*The Noonday Demon – Andrew Solomon
A long book on depression – not sure why I started reading it but it was engrossing
*Evolution’s Bite: A Story of Teeth, Diet, and Human Origins – Peter S Ungar
Part of my obsession with teeth this year
*Angle of Repose – Wallace Stegner
A surprising and moving book
*If on a Winter’s Night a Traveler – Italo Calvino
A strange one – but the complexity of Calvino’s style makes me want to read everything he writes (he is listed again later/below)
*Broken April – Ismail Kadare
Albanian book that deals with the Kanun/blood feuds, etc.
*Secondhand Time: An Oral history of the Fall of the Soviet Union – Svetlana Alexievich
*The Solitude of Prime Numbers – Paolo Giordano
Surprising – not sure why this book (fiction, Italian) stuck with me – perhaps the descriptions of how people fool others and themselves living a version of themselves that cannot possibly be true
*Pretty much anything by Naomi Klein, of which I read all – very timely and important
*A General Theory of Oblivion – Jose Eduardo Agualusa
An unusual one from Angola
*Tram 83 – Fiston Mwanza Mujila
An interesting one from Congo
*The Sellout – Paul Beatty
Probably one of my very favorite ones this year
*A Little Life – Hanya Yanagihara
Engrossing – just when you think things cannot get worse or more heartbreaking, they do. As my colleague put it “emotional porn” – a form of blackmail
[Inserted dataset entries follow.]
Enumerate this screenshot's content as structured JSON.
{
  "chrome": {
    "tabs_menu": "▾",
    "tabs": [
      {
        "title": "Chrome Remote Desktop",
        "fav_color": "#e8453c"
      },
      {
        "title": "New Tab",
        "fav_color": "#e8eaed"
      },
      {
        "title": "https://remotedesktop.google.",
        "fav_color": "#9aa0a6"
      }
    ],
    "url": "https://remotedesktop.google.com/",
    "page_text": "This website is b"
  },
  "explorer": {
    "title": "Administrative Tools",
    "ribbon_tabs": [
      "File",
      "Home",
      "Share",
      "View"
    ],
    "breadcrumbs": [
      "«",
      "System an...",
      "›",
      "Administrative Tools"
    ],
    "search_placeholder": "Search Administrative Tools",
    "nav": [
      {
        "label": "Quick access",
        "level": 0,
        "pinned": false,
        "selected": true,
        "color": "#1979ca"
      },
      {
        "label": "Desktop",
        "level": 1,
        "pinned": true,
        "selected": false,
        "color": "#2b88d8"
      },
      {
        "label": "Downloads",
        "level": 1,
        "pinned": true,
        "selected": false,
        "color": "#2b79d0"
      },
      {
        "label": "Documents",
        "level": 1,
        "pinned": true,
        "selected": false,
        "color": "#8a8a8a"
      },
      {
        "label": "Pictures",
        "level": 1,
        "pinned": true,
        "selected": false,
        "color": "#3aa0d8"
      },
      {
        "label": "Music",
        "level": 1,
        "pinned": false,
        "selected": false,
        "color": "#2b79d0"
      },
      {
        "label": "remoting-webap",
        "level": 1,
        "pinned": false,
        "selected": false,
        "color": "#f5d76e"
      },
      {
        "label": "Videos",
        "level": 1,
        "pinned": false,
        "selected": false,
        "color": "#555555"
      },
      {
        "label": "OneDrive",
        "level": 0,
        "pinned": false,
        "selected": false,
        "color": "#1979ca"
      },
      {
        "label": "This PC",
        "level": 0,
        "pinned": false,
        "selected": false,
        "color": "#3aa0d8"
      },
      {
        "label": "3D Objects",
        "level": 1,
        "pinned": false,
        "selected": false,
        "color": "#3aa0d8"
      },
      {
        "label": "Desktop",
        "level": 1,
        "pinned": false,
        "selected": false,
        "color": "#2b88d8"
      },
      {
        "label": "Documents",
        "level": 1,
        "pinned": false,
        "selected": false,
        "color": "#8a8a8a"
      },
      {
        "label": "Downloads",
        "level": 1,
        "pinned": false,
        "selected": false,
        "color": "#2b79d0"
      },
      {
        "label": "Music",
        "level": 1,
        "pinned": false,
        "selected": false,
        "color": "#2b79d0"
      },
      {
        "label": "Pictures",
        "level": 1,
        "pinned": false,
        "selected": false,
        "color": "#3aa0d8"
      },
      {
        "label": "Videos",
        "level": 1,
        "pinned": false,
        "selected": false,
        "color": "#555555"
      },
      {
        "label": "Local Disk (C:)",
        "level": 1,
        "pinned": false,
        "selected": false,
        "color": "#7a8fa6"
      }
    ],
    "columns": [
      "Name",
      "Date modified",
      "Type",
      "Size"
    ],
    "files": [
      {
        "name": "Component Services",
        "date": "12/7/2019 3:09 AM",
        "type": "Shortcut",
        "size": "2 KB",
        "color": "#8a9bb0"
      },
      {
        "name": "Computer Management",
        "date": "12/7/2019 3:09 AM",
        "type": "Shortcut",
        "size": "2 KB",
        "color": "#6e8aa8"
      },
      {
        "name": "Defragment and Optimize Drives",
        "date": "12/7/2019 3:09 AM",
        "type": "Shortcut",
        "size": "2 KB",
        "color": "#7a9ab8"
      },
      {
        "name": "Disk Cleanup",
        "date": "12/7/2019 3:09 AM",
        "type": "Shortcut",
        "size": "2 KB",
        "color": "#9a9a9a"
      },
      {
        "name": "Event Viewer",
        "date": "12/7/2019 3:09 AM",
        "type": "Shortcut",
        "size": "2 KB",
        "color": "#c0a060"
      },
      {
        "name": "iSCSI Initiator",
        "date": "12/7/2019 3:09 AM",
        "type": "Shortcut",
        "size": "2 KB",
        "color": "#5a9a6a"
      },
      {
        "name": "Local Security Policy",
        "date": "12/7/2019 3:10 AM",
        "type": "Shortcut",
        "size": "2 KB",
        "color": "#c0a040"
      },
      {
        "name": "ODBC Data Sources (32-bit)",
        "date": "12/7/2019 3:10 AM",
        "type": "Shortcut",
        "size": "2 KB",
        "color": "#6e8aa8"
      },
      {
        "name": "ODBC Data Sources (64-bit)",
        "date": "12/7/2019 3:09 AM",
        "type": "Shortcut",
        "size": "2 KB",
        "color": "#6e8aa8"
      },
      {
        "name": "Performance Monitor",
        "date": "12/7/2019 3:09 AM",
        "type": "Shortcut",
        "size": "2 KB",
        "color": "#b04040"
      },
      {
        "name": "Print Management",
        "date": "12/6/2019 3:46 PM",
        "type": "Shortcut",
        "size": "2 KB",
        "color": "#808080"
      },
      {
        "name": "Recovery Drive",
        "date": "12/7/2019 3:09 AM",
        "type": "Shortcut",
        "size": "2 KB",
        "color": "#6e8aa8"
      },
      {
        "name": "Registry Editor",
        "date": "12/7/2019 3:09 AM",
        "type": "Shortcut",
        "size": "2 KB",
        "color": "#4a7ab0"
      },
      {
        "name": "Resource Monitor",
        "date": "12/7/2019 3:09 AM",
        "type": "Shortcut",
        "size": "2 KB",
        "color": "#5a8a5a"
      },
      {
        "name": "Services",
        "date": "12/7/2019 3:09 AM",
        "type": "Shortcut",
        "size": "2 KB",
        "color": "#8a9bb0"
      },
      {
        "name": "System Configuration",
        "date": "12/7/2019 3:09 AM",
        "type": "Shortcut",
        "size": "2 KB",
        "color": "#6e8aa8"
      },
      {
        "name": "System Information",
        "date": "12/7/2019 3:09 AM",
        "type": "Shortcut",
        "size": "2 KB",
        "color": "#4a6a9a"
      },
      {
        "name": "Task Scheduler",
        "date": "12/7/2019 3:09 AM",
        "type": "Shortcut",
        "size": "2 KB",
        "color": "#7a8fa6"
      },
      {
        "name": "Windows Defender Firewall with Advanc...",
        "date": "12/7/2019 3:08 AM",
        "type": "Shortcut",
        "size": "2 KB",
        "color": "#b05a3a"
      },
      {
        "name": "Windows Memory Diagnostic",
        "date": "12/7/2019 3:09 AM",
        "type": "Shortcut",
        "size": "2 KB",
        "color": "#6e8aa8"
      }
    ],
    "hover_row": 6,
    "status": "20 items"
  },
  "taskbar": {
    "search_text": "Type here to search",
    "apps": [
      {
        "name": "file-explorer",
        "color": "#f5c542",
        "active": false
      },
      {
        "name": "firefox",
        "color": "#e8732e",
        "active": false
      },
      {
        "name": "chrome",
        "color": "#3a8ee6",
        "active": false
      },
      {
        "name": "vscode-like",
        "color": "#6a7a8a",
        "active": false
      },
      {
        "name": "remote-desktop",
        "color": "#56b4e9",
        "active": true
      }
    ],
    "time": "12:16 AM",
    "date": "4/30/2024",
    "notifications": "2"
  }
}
*The Revolution of Everyday Life – Raoul Vaneigem
Abstract-ish philosophy but somehow resonated when I read it
*All the Light We Cannot See – Anthony Doerr
*Before the Fall – Noah Hawley
Fiction from the guy who brought us the TV version of Fargo
*The Emperor of All Maladies – Siddhartha Mukherjee
A book on cancer – not uplifting but fascinating
*Karaoke Culture – Dubravka Ugresic
Because I pretty much love all of Ugresic’s observational essay work
*Teeth: The Story of Beauty, Inequality, and the Struggle for Oral Health in America – Mary Otto
*Invisible Cities – Italo Calvino
More Calvino, whom I have quoted to death this year
*Pretty much any poetry book of works by Polish poet Adam Zagajewski, Israeli poet Yehuda Amichai and Swedish poet Tomas Tranströmer
*The Book of Disquiet – Fernando Pessoa
This is one that kept me thinking all year long and to which I will return repeatedly
*A Generation of Sociopaths: How the Baby Boomers Betrayed America – Bruce Cannon Gibney
Brewing the Baby Boomer hate…
*The Sympathizer – Viet Thanh Nguyen
Another of my favorite works of fiction this year
My goal, again, is to read 26 books. The trick this time, though, is that none of them can be in English. I can read books in English, but they won’t count toward the goal.
Flowers in a Room
Flowers in a room are prettier than the weed’s lust outside.
And though they are cut off from the earth
And without hope,
Their self-deluding desire adorns the room
So you, sitting in my room, are beautiful
with love for someone else.
How can I help you.
The happy wear a thin necklace with black hair
And on their forehead the sign of joy.
And a Greek man looks with blue eyes
Into the dark thicket and is dreamed
By a distant woman, unknowingly.
I cannot help you
As I cannot help myself.
I too make square pictures
Out of round love
That knew no boundaries.